A professor Fletcher and his assistant seeks out Carlos Varela to facilitate some pictures of an ancient Islamic scroll. Carlos’s association with Prince Mahmoud allows him relatively easy access to the scroll and offers to find a way to help them. Through the desert heat, treachery becomes more appealing and Carlos’s reputation is stuck in a sand storm.
Chronically the 11th episode in this series, The Scroll of Islam has Carlos back in the spotlight as the lead of Mercury International. This desert themed episode, despite the obvious racist undertones, is a departure from the European jet setting locations of the previous episodes but still maintains the overall simplicity of the series. The scroll of islam ultimately offers a new space in which Carlos can be the main attraction.
Found hands behind her back and gagged, a young lady fearfully tells of the kidnapping of the daughter of a rich texan oil baron. The highly esteemed finishing school’s matron is given the ransom note but instead of talking to the police decides to call a trusted friend, Carlos. Bill Randall is in Carlos’s place and so the race begins to solve kidnapping case.
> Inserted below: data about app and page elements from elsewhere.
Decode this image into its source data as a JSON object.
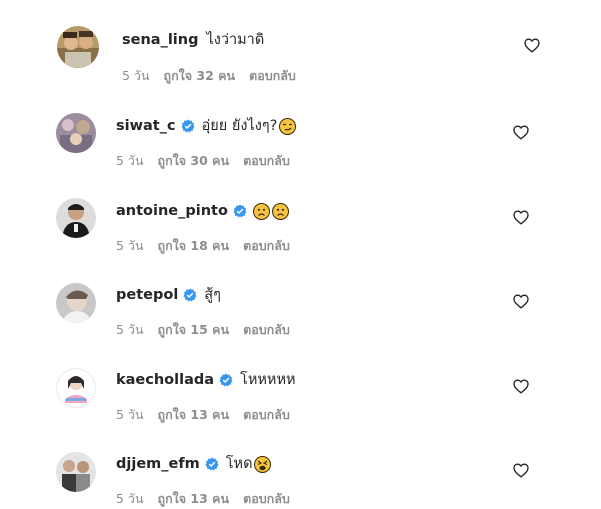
{
  "comments": [
    {
      "username": "sena_ling",
      "verified": false,
      "text": "ไงว่ามาดิ",
      "emojis": [],
      "time": "5 วัน",
      "likes": "ถูกใจ 32 คน",
      "reply": "ตอบกลับ",
      "avatar_icon": "avatar-photo-icon"
    },
    {
      "username": "siwat_c",
      "verified": true,
      "text": "อุ่ยย ยังไงๆ?",
      "emojis": [
        "smirk"
      ],
      "time": "5 วัน",
      "likes": "ถูกใจ 30 คน",
      "reply": "ตอบกลับ",
      "avatar_icon": "avatar-photo-icon"
    },
    {
      "username": "antoine_pinto",
      "verified": true,
      "text": "",
      "emojis": [
        "frown",
        "frown"
      ],
      "time": "5 วัน",
      "likes": "ถูกใจ 18 คน",
      "reply": "ตอบกลับ",
      "avatar_icon": "avatar-photo-icon"
    },
    {
      "username": "petepol",
      "verified": true,
      "text": "สู้ๆ",
      "emojis": [],
      "time": "5 วัน",
      "likes": "ถูกใจ 15 คน",
      "reply": "ตอบกลับ",
      "avatar_icon": "avatar-photo-icon"
    },
    {
      "username": "kaechollada",
      "verified": true,
      "text": "โหหหหห",
      "emojis": [],
      "time": "5 วัน",
      "likes": "ถูกใจ 13 คน",
      "reply": "ตอบกลับ",
      "avatar_icon": "avatar-photo-icon"
    },
    {
      "username": "djjem_efm",
      "verified": true,
      "text": "โหด",
      "emojis": [
        "tired"
      ],
      "time": "5 วัน",
      "likes": "ถูกใจ 13 คน",
      "reply": "ตอบกลับ",
      "avatar_icon": "avatar-photo-icon"
    }
  ],
  "icons": {
    "like": "heart-outline-icon",
    "verified": "verified-badge-icon"
  },
  "colors": {
    "verified": "#3897f0",
    "meta": "#8e8e8e",
    "text": "#262626",
    "emoji": "#f6c342"
  }
}
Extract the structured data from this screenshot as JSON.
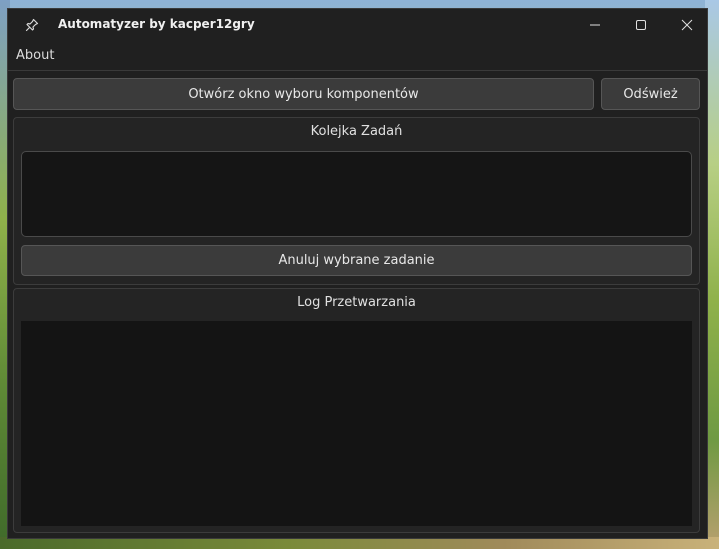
{
  "window": {
    "title": "Automatyzer by kacper12gry",
    "icons": {
      "pin": "pin-icon",
      "minimize": "minimize-icon",
      "maximize": "maximize-icon",
      "close": "close-icon"
    }
  },
  "menubar": {
    "items": [
      {
        "label": "About"
      }
    ]
  },
  "toolbar": {
    "open_selector_label": "Otwórz okno wyboru komponentów",
    "refresh_label": "Odśwież"
  },
  "queue": {
    "title": "Kolejka Zadań",
    "items": [],
    "cancel_label": "Anuluj wybrane zadanie"
  },
  "log": {
    "title": "Log Przetwarzania",
    "lines": []
  },
  "colors": {
    "window_bg": "#202020",
    "panel_bg": "#242424",
    "button_bg": "#3b3b3b",
    "text": "#e8e8e8",
    "list_bg": "#151515"
  }
}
A classic story of a young woman’s fake kidnapping to escape her destined upbringing procured by her parents. Annette Andre with her odd Texan accent takes advantage of those around her and finds herself in displeasure of what mess she put herself in. The missing Carlos Thompson is still quite obvious as there still is no storyline of Bill Randall’s connection to Mercury International. Perhaps this will come soon.